So, in the final analysis, while the airlines and industry people say the air quality in the cabins up in the skies is safe, passengers and crew often continue to think otherwise. But there are some precautions you can keep in mind the next time you decide to take a flight. Drink water to keep hydrated. If the air feels stuffy or you feel dizzy and nauseous, tell the cabin crew immediately. Ask them to investigate and to also tell the pilot to increase the airflow.
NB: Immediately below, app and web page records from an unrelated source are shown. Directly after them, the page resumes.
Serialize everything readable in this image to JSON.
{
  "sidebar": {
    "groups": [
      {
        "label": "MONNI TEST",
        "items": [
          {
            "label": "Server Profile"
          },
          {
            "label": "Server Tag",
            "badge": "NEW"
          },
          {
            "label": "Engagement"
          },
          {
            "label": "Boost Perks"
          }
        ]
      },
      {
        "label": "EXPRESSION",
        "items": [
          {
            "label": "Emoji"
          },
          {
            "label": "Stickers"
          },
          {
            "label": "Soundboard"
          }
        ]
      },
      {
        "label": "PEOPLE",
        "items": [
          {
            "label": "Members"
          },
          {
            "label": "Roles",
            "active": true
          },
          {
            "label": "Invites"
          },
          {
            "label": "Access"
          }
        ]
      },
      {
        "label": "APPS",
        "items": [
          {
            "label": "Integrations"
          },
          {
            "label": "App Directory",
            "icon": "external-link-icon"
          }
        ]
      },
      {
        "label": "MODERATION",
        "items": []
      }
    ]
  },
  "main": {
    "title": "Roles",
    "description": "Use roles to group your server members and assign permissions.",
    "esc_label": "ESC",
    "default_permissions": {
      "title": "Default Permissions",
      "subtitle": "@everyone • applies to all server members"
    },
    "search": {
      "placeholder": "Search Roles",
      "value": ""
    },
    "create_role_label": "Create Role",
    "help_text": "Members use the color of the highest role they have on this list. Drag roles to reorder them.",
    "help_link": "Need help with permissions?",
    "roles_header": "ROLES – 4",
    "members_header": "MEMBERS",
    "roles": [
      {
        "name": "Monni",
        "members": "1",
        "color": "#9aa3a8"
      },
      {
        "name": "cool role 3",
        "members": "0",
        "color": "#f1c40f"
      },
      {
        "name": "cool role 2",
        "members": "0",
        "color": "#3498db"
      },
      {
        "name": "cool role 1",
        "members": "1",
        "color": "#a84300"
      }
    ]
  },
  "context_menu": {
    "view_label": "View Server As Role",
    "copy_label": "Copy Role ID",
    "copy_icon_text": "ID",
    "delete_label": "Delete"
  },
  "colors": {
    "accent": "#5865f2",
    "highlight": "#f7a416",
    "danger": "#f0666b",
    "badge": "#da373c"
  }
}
If you land up paying a visit to a doctor after a flight, mention the fact to him.
Fly safer.


Canadian firm pulls out of Carrefour takeover after France insists ‘No’

Canadian firm pulls out of Carrefour takeover after France insists ‘No’
Updated 16 January 2021

Canadian firm pulls out of Carrefour takeover after France insists ‘No’

Canadian firm pulls out of Carrefour takeover after France insists ‘No’
  • Carrefour has more than 12,300 stores in more than 30 countries and employs 320,000 people worldwide
  • Canada's Couche-Tard has offered to take over the French supermarket giant for 16 billion euro ($19.5 billion)

PARIS: Canadian convenience store chain Couche-Tard has reportedly pulled out of a multi-billion euro takeover of supermarket giant Carrefour after the French government said it would veto the deal.
Negotiations over the 16 billion euro ($19.5 billion) deal ended after a meeting between the French Minister of the Economy Bruno Le Maire and the founder of Couche-Tard Alain Bouchard, Bloomberg news agency said, citing sources.
French ministers had insisted Friday they would not agree to the takeover because it could jeopardize food security, an even more important consideration given the coronavirus pandemic.
In an attempt to reassure ministers, Bouchard had promised to invest billions in Carrefour, said he would maintain employment for two years and that the group would be listed on the Paris Stock Exchange in parallel with Canada, Bloomberg reported.
Contacted by AFP, neither Couche-Tard nor Carrefour had confirmed the information on Friday evening.
Although talks had stopped, anonymous sources cited by Bloomberg said negotiations could resume if the French government changes its position.
But on Friday, France’s Economy Minister made his choice public, telling BMTV and RMC: “My position is a polite, but clear and definitive ‘No’.”
“Food security is a strategic consideration for our country and one does not just hand over one of the large French distributors like that,” Le Maire said.
“Carrefour is the biggest private sector employer in France with nearly 100,000 employees,” he noted, and the group accounts for 20 percent of the food distribution market in the country.
The French statements have not convinced the Canadian government.
A Canadian federal source said while they could understand concerns over allowing a foreign firm to take over such a large national employer, concerns over food security were unsubstantiated.
“But we cannot accuse a leading Canadian company like Couche-Tard of endangering the food sovereignty of an entire country,” the source, who requested anonymity, told AFP.

'Food sovereignty'
On Wednesday, Couche-Tard submitted a non-binding offer for Carrefour, valuing the group at more than 16 billion euros ($19.5 billion).
Le Maire made clear immediately that he was not in favor of a deal involving “an essential link in food security for the French, of food sovereignty.”
The government’s reaction had caused “surprise” at Carrefour itself, according to sources who said the comments were “premature” given that merger discussions had barely begun.
“We haven’t decided yet whether the interest shown is attractive for us,” one company official said on condition of anonymity earlier in the week.
Carrefour has more than 12,300 stores of various formats in more than 30 countries and in 2019 generated a net profit of 1.3 billion euros ($1.5 billion) on revenue of 80.7 billion euros ($97.4 billion).
It employs 320,000 people worldwide.
Couche-Tard has a worldwide network of more than 14,200 stores and earned a net profit of $2.4 billion on sales of $54 billion in its last complete year.
In the United States and several European countries, as well as in Latin America and southeast Asia, it operates under Circle K and other brands.